I was going to tell you the details of a catastrophically rotten investment I made in my rare-book and restoration, but I thought better of it, just now. Instead, let me just assemble a skeleton of facts for you, to which you may hitch as much meaty detail as your imagination allows.
Some bones: I was swindled out of $15,000 by an Eastern European in the course of a rare-book transaction. My insurance did not cover the loss. The FBI did not return my calls. Interpol did not write me back. The man I tried to hire to investigate, a mighty capable-looking bloke named Marin, declined my case. Hindsight declared me a business idiot. Foresight saw a period of great penury followed by total ruin.

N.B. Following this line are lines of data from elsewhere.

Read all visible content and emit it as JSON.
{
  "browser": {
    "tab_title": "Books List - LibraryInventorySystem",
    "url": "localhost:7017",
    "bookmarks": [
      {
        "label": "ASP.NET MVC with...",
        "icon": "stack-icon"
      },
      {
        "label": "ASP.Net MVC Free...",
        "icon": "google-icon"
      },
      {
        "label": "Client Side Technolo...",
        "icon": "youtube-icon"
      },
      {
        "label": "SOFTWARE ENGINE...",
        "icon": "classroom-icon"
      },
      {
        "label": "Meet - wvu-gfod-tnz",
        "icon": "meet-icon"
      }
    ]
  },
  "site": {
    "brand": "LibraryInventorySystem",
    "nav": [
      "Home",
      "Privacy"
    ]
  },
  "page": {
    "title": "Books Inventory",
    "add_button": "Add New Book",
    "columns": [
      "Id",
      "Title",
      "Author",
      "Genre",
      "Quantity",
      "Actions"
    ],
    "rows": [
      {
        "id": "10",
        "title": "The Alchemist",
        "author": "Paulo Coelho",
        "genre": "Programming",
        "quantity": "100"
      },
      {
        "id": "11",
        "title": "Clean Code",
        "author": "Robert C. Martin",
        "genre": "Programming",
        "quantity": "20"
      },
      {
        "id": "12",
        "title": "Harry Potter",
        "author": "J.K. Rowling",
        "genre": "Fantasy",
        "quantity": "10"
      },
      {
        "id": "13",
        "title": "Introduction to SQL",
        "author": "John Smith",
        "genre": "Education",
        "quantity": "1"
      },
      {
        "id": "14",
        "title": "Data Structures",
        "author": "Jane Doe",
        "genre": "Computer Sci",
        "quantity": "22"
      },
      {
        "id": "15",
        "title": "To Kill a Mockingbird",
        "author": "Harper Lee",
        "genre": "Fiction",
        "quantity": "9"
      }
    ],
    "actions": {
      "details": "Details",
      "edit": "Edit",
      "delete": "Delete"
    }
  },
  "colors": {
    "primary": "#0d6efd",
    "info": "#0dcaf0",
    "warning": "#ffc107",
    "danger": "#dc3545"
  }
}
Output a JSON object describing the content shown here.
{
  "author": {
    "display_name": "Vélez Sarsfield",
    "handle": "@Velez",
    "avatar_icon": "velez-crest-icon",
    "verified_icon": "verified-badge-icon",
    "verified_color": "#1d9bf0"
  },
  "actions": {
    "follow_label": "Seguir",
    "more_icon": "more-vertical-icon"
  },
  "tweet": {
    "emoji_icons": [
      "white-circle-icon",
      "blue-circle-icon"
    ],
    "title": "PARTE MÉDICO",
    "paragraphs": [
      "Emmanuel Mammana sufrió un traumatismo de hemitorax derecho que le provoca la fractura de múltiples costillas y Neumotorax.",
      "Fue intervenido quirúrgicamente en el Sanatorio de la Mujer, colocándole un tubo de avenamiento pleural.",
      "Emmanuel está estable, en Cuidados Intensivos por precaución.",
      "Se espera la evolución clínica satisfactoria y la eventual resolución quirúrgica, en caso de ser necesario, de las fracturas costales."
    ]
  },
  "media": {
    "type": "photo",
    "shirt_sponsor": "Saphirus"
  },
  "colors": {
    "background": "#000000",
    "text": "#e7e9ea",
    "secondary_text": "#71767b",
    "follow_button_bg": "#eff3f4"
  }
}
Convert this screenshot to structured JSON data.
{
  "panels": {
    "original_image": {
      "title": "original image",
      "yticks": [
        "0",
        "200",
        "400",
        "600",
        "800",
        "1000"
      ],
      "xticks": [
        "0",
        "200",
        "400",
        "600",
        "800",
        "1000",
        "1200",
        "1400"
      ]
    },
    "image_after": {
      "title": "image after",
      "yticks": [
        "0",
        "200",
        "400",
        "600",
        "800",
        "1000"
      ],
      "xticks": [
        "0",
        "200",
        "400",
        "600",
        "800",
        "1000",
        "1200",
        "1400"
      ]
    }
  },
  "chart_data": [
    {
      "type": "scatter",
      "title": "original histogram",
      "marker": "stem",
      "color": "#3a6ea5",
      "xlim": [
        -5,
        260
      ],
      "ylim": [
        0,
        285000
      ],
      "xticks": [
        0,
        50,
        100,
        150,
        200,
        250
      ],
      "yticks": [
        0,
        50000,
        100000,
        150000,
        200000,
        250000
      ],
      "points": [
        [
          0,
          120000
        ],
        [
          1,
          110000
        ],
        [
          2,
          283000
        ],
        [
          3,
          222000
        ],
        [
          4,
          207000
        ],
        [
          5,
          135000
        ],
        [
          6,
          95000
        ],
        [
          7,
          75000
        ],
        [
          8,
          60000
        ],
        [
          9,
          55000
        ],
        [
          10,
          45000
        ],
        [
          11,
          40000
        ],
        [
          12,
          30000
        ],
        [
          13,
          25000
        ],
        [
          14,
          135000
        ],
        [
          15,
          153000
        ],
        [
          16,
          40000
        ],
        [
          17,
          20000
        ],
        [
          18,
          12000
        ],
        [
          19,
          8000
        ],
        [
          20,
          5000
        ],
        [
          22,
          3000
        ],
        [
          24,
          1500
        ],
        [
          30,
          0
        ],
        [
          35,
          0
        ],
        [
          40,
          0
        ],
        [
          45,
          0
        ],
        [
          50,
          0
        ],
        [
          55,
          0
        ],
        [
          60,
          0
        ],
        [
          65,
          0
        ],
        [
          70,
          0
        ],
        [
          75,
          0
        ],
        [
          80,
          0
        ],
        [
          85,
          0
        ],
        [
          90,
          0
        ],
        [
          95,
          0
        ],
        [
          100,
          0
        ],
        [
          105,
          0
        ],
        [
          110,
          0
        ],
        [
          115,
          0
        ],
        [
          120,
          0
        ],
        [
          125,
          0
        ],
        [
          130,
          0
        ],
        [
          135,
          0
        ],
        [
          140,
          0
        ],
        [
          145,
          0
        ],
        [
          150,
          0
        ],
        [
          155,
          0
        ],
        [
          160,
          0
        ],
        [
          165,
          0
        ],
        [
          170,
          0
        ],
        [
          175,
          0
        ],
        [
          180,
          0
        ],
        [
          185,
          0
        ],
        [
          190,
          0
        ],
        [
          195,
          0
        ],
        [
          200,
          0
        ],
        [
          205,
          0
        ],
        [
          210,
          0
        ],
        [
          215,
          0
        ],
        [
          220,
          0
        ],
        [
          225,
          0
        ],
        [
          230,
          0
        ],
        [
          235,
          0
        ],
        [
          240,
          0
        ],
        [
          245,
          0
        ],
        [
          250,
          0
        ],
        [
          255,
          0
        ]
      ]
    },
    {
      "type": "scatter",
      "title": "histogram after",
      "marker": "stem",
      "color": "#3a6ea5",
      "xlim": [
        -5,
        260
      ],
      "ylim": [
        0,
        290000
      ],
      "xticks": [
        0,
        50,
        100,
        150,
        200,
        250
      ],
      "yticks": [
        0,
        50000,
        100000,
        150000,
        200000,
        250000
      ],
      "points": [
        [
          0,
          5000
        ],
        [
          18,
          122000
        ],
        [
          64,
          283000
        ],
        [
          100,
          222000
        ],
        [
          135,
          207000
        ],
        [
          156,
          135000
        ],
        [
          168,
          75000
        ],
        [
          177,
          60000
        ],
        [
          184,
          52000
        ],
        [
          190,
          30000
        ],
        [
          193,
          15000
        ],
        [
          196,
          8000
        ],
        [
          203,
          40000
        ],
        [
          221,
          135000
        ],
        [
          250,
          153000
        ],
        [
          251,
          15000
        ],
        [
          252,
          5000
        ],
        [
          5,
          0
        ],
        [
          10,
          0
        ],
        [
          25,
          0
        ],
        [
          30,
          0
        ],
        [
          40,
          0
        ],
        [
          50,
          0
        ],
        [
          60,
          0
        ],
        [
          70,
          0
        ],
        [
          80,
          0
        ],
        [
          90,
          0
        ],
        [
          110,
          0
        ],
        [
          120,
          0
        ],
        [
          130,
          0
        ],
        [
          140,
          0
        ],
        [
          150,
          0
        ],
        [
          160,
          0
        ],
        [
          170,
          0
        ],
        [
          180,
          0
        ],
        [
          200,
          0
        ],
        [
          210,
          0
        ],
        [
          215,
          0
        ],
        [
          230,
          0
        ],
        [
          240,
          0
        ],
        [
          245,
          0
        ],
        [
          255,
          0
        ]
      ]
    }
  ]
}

I tried to put off the inevitable. I fire-saled inventory to pay bills, usually at ghastly losses. I sold reference books, tools of the trade, vellum and gold leaf and utterly irreplaceable sheets of pre-1700 paper. Even so, I couldn’t keep up with the juggernaut of bills. Those that I neglected first were, perforce, the credit cards, upon which the larger part of my business had always teetered. The interest rate on one flea-jumped to 38%. It did not take long for customer service representatives to begin calling to check on my welfare and enquire after my missing payments. The enquiries turned to demands, which were often salted with characterizations and threats. My debtor’s guilt-shame grew so large and unmanageable that it eventually broke away from my psyche, formed its own self, and moved into the efficiency with my girlfriend Annie and me. HumiliaTor, I call it. Imagine a pig-leather Michelin Man with a giant ant head and limbs like two-stroke weedeaters. During the day, HumiliaTor humiliated. At night, while it dozed peacefully in the tub, I’d peddle sundries on eBay, and compose rich esprit d’escalier as I played the telephone collectors’ long, scolding telephone lectures over and over in my head. The bankruptcy lawyer I’d hired, Mr. H, advised me to never, ever speak to collectors, unless I enjoyed abuse and the following malaise. I’d been a collector once, I told Mr. H. A very polite collector, too, I added.
“You must’ve sucked.”
I had sucked.